● TASK:
Restate all the data word for word, leaving nothing out.

● SUPPLIED ENTRIES:
######
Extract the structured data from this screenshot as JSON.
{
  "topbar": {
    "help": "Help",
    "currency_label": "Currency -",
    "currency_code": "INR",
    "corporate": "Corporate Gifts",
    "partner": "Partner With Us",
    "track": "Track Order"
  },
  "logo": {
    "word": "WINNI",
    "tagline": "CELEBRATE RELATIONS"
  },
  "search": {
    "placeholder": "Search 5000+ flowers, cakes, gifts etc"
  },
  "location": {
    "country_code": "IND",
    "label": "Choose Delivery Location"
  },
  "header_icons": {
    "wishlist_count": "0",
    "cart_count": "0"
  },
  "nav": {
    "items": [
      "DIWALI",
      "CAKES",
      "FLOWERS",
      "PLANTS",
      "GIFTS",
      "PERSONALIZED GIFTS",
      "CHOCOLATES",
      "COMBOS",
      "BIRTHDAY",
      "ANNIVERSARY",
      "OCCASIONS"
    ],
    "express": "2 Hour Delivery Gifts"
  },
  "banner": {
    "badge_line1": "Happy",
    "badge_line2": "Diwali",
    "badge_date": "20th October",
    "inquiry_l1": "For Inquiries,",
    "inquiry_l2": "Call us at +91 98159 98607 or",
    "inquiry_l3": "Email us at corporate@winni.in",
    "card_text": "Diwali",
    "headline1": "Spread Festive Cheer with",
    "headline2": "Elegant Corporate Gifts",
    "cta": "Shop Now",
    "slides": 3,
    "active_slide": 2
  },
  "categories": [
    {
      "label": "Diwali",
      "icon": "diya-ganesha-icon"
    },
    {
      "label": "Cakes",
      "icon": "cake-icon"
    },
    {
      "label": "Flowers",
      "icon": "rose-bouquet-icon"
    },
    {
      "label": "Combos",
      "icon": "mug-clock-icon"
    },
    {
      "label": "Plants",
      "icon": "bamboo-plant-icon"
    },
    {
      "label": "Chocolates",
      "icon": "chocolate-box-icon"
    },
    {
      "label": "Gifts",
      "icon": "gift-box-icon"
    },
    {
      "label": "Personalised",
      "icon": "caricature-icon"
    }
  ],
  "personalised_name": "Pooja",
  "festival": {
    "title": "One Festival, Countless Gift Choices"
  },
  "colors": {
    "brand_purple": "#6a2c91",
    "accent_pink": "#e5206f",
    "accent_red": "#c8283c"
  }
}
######
● OUTPUT FOR THIS EXERCISE:
Extract the structured data from this screenshot as JSON.
{
  "topbar": {
    "help": "Help",
    "currency_label": "Currency -",
    "currency_code": "INR",
    "corporate": "Corporate Gifts",
    "partner": "Partner With Us",
    "track": "Track Order"
  },
  "logo": {
    "word": "WINNI",
    "tagline": "CELEBRATE RELATIONS"
  },
  "search": {
    "placeholder": "Search 5000+ flowers, cakes, gifts etc"
  },
  "location": {
    "country_code": "IND",
    "label": "Choose Delivery Location"
  },
  "header_icons": {
    "wishlist_count": "0",
    "cart_count": "0"
  },
  "nav": {
    "items": [
      "DIWALI",
      "CAKES",
      "FLOWERS",
      "PLANTS",
      "GIFTS",
      "PERSONALIZED GIFTS",
      "CHOCOLATES",
      "COMBOS",
      "BIRTHDAY",
      "ANNIVERSARY",
      "OCCASIONS"
    ],
    "express": "2 Hour Delivery Gifts"
  },
  "banner": {
    "badge_line1": "Happy",
    "badge_line2": "Diwali",
    "badge_date": "20th October",
    "inquiry_l1": "For Inquiries,",
    "inquiry_l2": "Call us at +91 98159 98607 or",
    "inquiry_l3": "Email us at corporate@winni.in",
    "card_text": "Diwali",
    "headline1": "Spread Festive Cheer with",
    "headline2": "Elegant Corporate Gifts",
    "cta": "Shop Now",
    "slides": 3,
    "active_slide": 2
  },
  "categories": [
    {
      "label": "Diwali",
      "icon": "diya-ganesha-icon"
    },
    {
      "label": "Cakes",
      "icon": "cake-icon"
    },
    {
      "label": "Flowers",
      "icon": "rose-bouquet-icon"
    },
    {
      "label": "Combos",
      "icon": "mug-clock-icon"
    },
    {
      "label": "Plants",
      "icon": "bamboo-plant-icon"
    },
    {
      "label": "Chocolates",
      "icon": "chocolate-box-icon"
    },
    {
      "label": "Gifts",
      "icon": "gift-box-icon"
    },
    {
      "label": "Personalised",
      "icon": "caricature-icon"
    }
  ],
  "personalised_name": "Pooja",
  "festival": {
    "title": "One Festival, Countless Gift Choices"
  },
  "colors": {
    "brand_purple": "#6a2c91",
    "accent_pink": "#e5206f",
    "accent_red": "#c8283c"
  }
}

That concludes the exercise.